Lauren Witzke

"Ruth Bader Ginsburg's death was a victory for the pro-life movement," said Republican U.S. Senate candidate Lauren Witzke Tuesday.   

In a contentious and combative interview Tuesday, former self-proclaimed Mexican cartel drug runner and Republican U.S. Senate primary winner Lauren Witzke didn't just defend a Facebook campaign page post celebrating the death of Supreme Court Justice Ruth Bader Ginsburg, but leaned into it on  WDEL's Rick Jensen Show

The meme showed Black babies dancing and called the justice "Ruth Vader Ginsburg," and sparked a public outcry, even from members of the Republican Party, including Party Chair Jane Brady and Sen. Anthony Delcollo. Delcollo called for Witzke to step out of the race, while Brady stopped short of calling for the same.

"I want to know when the GOP gets to start talking about the deaths of millions of black babies," Witzke said. "If not now, then when? We wouldn't even be having this conversation had I not posted that meme--which came from my campaign, which I take a stand with and I support them 100%, and I stand with the messaging.

"I own it, I stand with it, and it came from my campaign and we all have the same methods and we stand with it and I own it. Yeah. And I'm glad I did it," she added later. "Actually, as a matter of fact, I'm going to go back and post the meme again."

But the conversation wasn't about abortion rates among a Black demographic. It was pointed out to Witzke that the conversation centered around what many, including Republican Party Chair Jane Brady called a "tasteless," "classless" post celebrating the death of another human being, a human being who was a Supreme Court Justice with a monumentally successful career credited with changing the course of history for women's rights.

"A silly meme is not offensive to me, but you know what, we're having a conversation and I'm glad we are," she said. "Frankly, the Delaware GOP is more concerned over a silly meme than the lives of over 16 million unborn babies. And I think it's time to everybody reexamined themselves and readjust their priorities."

Witzke said she would be awaiting for an apology from the "weak" elected officials and GOP leaders who "sided with the Democrats," and, when asked what anyone would be apologizing for, she claimed Republican officials have called for her murder. 

"For not standing with me on this," Wizke said. "We are the pro-life party, and they have completely sold out to the Democrats because they frothed at the mouth and called for my renouncement. They called for, actually, my assassination, to be honest." 

Witzke initially told WDEL she removed the meme because she claimed she received threats.

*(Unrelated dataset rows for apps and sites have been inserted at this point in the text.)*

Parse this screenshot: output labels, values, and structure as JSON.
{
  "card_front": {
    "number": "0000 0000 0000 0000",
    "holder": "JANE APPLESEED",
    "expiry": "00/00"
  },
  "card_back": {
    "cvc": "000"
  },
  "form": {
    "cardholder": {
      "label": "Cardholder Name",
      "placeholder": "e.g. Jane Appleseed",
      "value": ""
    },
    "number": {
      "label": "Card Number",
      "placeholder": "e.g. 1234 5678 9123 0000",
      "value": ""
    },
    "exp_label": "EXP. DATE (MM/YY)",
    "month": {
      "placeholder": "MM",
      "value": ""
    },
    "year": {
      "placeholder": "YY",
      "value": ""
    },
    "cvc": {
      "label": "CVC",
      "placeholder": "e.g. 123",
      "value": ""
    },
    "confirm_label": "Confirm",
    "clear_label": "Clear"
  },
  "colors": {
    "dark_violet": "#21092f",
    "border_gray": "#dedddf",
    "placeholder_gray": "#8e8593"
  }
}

The Delaware Democratic Party did call for the GOP to renounce Witzke, but did not, at any point, call for her assassination. 

Witzke declared it was "either me or ANTIFA," apparently referring to her opponent, incumbent and noted moderate Democrat Chris Coons--who's built a reputation working across the aisle--as a member of the anti-fascist movement. 

Though when she was asked by Jensen about campaign consultant Noel Fritsch and a social media post he'd reportedly retweeted he'd made celebrating a Charlottesville Unite the Right rally--where a woman was killed by a white supremist as she was counter-protesting hate--as "a good day for white people," Witzke said that just sounds like a pro-life stance to her. 

"Right, well, I mean if the--Are you calling for me to fire a pro-life staffer? I mean, he's a staunch pro-lifer, and that's what it sounds like."

Witzke then claimed Jensen, a Republican, was attempting to help the "mainstream liberal media" in some way by even asking about Fritsch's place among her campaign staff. 

"It sounds like you're helping them," she said. "I stand with that, and I stand with my staff and I, you know, I'm not gonna fire them. I know you're trying to get me to fire them, that's not going to happen."

"I don't care if you fire him or not," Jensen replied. "I want to know who the hell it is on my ballot."

Jensen also asked Witzke if she believed in the Holocaust, noting Michael Sisco had previously worked for her campaign and had been involved in other Republican campaigns alongside Nicholas Fuentes, who compared the genocide of 6 million people to "cookie monster baking cookies"--and, for effect, played Fuentes's own words for Wizke to hear. Her response was that she wouldn't bend to "radical liberal smears" going after young Republicans who "think for themselves."

"Yes, I hired Mr. Sisco and he did a great job the first six months getting my campaign launched," she said. "Mr. Sisco is no longer with my campaign, so I don't even know why we're having this conversation while you're targeting and smearing young conservatives."

Jensen pointed out these weren't smears, but simply words from people tied to her campaign, and that he, himself, is a conservative and finds no place in his party for hate, anti-Semitism, and racism. 

Witzke replied that "America First" means standing up and fighting for "what we believe in."

"In case you haven't noticed, I just made that, uh, state news, statewide news. I made the front page," Witzke told Jensen. "So I think the campaign's going really well, and we'll just keep pushing forward with the pro-life movement."